What works in The Snitch and the Living Dead is the intense shoot-em-up theme that keeps players incredibly engaged with multiple variables, especially other outlaws. The ball mechanics are particularly new. Players load ammo into slots numbered 2 through 6 and roll a d8 to attack. If they roll a number with a ball, they hit. A 1 is a critical miss and an 8 is an instant kill critical hit. But overall, The Snitch and the Living Dead requires players to critically manage threats from all sides while strategically procuring resources and ultimately opponents. Given the controlling elements of the area, the outlaws must decide whether they will try to form flimsy alliances (likely to backstab at any moment), or turn mean and try to eliminate competition and deal with the zombies later. The level of interaction and drama is fabulous.

Players who don’t like directly fighting their peers might not enjoy The Snitch and the Living Dead as much as the others. It is nearly impossible to win as a pacifist as conflict is often unavoidable. Plus, there’s an intentionally horrifying quality to the game when people shoot the undead and each other – that might be unsettling for some. People looking for something with less aggression and violence may want to look for a different game.

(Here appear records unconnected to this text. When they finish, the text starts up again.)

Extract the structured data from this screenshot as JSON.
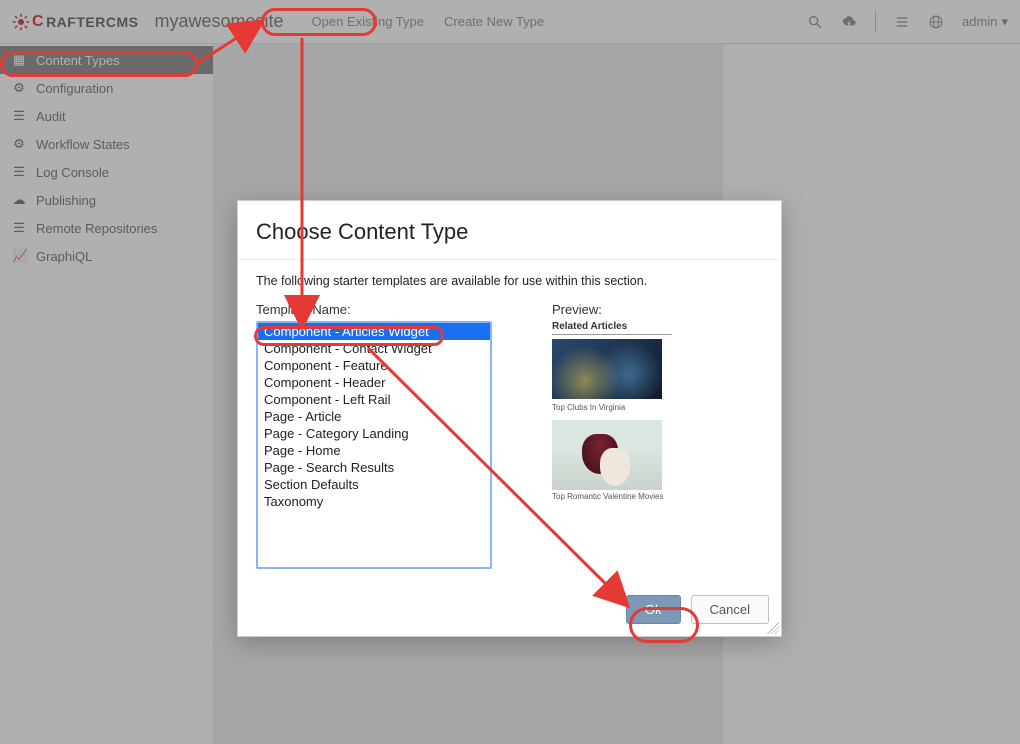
{
  "brand": {
    "c": "C",
    "rest": "RAFTERCMS"
  },
  "sitename": "myawesomesite",
  "topTabs": {
    "openExisting": "Open Existing Type",
    "createNew": "Create New Type"
  },
  "user": {
    "name": "admin"
  },
  "sidebar": {
    "items": [
      {
        "icon": "grid",
        "label": "Content Types"
      },
      {
        "icon": "gear",
        "label": "Configuration"
      },
      {
        "icon": "list",
        "label": "Audit"
      },
      {
        "icon": "gear",
        "label": "Workflow States"
      },
      {
        "icon": "list",
        "label": "Log Console"
      },
      {
        "icon": "cloud",
        "label": "Publishing"
      },
      {
        "icon": "list",
        "label": "Remote Repositories"
      },
      {
        "icon": "chart",
        "label": "GraphiQL"
      }
    ]
  },
  "dialog": {
    "title": "Choose Content Type",
    "desc": "The following starter templates are available for use within this section.",
    "templateNameLabel": "Template Name:",
    "previewLabel": "Preview:",
    "options": [
      "Component - Articles Widget",
      "Component - Contact Widget",
      "Component - Feature",
      "Component - Header",
      "Component - Left Rail",
      "Page - Article",
      "Page - Category Landing",
      "Page - Home",
      "Page - Search Results",
      "Section Defaults",
      "Taxonomy"
    ],
    "selectedIndex": 0,
    "preview": {
      "heading": "Related Articles",
      "cap1": "Top Clubs In Virginia",
      "cap2": "Top Romantic Valentine Movies"
    },
    "ok": "Ok",
    "cancel": "Cancel"
  }
}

The Snitch and the Living Dead is an exceptional game for those who want to get dirty fighting zombies and their fellow scum in the Wild West. It’s a great mix of luck with a challenge of wits as individuals try to outdo and outdo each other by any means necessary.

Recommended if you like: Bang!, Blow, Unmatched (series)

Final note: A